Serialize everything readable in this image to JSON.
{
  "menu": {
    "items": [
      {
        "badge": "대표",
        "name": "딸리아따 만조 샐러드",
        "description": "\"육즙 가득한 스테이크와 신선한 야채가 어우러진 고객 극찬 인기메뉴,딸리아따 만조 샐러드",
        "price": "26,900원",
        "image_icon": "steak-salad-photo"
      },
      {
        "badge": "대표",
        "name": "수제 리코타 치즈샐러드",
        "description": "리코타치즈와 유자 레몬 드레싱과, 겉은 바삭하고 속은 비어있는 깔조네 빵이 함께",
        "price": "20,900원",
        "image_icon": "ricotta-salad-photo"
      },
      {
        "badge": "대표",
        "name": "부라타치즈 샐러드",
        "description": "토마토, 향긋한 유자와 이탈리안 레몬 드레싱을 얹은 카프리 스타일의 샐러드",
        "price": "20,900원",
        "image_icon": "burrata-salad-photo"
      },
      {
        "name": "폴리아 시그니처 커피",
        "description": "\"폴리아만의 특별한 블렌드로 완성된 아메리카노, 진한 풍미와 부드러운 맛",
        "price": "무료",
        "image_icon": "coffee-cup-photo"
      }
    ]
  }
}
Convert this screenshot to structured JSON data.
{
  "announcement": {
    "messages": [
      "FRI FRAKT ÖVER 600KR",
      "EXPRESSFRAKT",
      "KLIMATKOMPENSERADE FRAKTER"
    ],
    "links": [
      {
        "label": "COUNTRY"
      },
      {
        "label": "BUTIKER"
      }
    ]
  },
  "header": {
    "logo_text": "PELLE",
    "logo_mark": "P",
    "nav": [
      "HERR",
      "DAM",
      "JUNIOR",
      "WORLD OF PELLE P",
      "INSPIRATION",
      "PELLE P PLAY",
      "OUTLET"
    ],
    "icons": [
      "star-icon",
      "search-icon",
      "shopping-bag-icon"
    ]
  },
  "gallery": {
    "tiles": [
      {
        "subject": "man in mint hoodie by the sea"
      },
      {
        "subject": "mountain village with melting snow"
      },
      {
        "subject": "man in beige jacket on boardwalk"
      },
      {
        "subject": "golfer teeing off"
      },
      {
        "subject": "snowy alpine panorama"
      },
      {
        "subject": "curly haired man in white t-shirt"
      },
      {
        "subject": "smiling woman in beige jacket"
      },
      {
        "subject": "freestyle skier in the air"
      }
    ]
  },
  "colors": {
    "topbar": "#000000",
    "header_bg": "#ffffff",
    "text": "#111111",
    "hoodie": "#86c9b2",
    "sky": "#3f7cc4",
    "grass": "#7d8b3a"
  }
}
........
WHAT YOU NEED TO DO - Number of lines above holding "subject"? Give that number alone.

RESULT FOR THIS TASK - 8